-- DATA LISTING --
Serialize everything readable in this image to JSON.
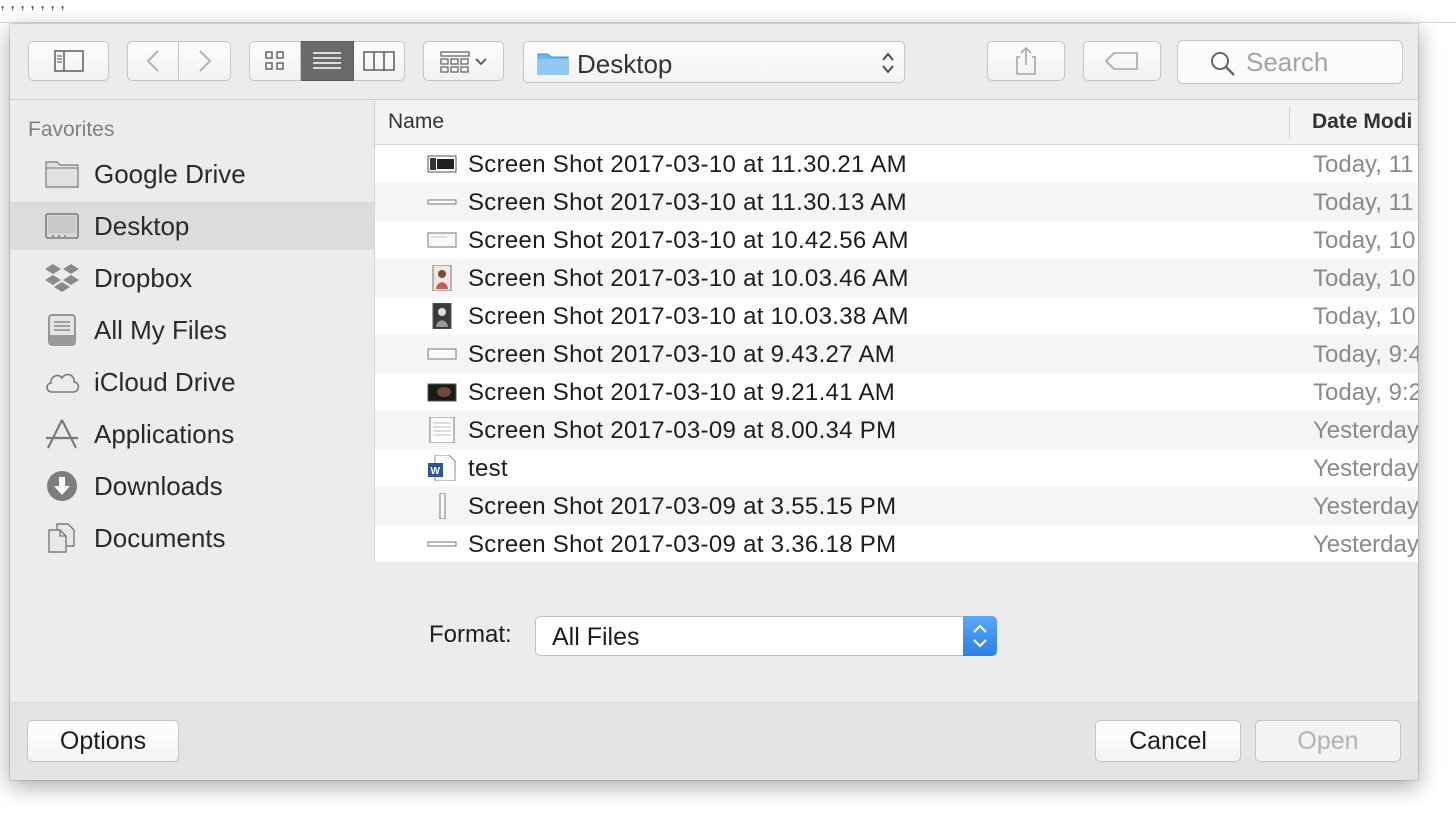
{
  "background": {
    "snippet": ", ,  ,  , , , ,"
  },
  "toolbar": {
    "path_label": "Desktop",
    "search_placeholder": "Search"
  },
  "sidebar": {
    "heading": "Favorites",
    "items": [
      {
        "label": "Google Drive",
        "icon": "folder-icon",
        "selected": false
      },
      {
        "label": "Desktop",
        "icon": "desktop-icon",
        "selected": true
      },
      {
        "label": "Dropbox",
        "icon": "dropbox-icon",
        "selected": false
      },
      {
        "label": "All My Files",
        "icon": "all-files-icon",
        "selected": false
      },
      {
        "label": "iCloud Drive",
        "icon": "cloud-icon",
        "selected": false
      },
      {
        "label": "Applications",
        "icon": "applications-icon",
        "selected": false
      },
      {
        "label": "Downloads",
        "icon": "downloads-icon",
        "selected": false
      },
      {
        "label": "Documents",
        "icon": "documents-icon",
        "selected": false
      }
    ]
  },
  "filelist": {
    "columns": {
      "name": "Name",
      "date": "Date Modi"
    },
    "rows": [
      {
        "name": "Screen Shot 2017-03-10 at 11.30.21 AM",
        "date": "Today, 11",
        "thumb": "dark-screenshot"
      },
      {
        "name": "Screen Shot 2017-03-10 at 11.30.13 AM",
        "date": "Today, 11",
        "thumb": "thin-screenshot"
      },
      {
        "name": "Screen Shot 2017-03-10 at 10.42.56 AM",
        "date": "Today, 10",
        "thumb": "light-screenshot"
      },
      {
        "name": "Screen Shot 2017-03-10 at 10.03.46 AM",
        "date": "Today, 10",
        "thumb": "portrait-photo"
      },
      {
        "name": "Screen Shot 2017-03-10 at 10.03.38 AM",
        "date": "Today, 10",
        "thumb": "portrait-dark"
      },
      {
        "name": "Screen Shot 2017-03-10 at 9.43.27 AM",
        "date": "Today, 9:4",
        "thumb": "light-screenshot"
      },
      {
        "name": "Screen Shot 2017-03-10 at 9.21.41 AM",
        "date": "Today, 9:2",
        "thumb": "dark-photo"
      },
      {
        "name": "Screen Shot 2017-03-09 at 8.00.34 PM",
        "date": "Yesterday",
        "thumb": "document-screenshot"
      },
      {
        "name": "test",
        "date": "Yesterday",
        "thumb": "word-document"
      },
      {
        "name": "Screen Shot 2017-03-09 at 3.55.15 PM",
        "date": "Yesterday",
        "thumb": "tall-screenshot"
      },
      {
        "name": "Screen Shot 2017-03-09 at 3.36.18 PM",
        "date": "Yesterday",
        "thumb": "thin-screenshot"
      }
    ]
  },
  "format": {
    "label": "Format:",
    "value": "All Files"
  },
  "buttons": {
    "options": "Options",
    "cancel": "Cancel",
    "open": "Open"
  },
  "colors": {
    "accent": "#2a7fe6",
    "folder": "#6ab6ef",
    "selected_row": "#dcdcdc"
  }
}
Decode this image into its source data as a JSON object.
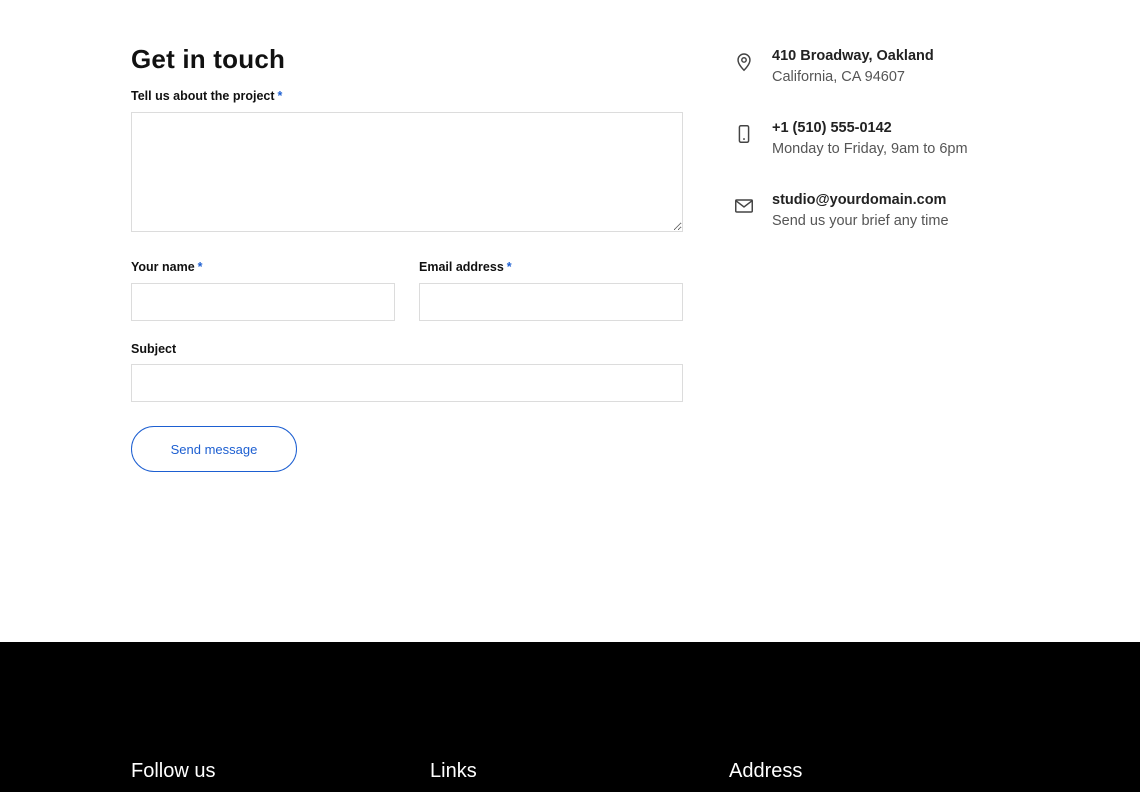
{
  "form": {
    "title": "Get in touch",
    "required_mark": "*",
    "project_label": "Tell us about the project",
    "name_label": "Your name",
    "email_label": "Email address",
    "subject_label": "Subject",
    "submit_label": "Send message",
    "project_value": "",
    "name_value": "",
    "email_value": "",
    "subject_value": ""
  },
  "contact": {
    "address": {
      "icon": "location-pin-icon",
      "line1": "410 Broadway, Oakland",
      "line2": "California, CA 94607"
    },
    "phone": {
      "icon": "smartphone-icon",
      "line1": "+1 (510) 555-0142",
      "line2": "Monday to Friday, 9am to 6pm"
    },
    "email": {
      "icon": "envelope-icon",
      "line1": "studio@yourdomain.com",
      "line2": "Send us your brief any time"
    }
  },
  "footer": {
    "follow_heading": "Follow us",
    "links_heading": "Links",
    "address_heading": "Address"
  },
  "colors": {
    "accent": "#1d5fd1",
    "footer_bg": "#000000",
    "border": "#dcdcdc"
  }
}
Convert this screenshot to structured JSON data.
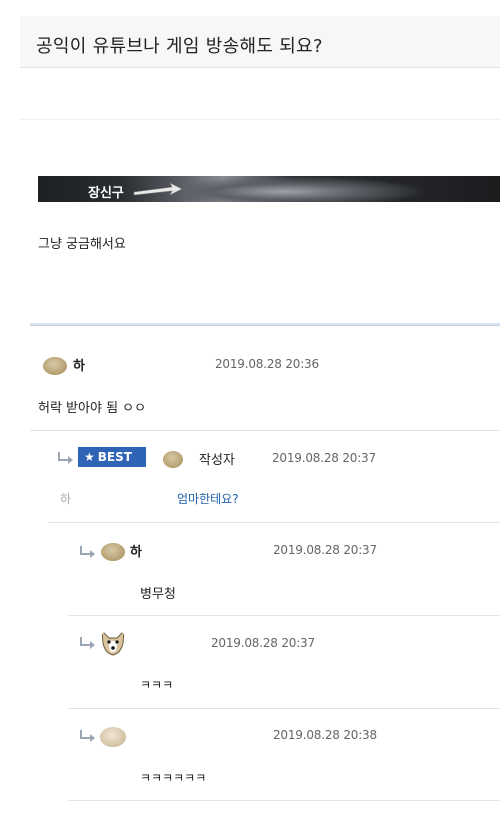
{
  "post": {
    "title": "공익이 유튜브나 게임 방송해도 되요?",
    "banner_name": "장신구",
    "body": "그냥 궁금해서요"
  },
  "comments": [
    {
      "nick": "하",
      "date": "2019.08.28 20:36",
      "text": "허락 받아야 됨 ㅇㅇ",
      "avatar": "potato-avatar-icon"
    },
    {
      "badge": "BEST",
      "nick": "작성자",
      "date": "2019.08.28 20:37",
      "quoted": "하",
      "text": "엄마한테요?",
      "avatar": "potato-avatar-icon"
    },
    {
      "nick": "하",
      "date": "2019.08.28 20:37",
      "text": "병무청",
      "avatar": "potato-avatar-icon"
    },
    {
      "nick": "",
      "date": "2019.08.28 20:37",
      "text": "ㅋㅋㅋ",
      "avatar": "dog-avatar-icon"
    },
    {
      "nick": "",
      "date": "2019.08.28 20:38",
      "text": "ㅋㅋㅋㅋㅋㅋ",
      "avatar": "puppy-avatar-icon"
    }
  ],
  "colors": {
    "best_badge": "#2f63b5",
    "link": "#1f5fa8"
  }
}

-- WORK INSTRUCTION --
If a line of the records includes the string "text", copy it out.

-- YOUR RESPONSE --
      "text": "허락 받아야 됨 ㅇㅇ",
      "text": "엄마한테요?",
      "text": "병무청",
      "text": "ㅋㅋㅋ",
      "text": "ㅋㅋㅋㅋㅋㅋ",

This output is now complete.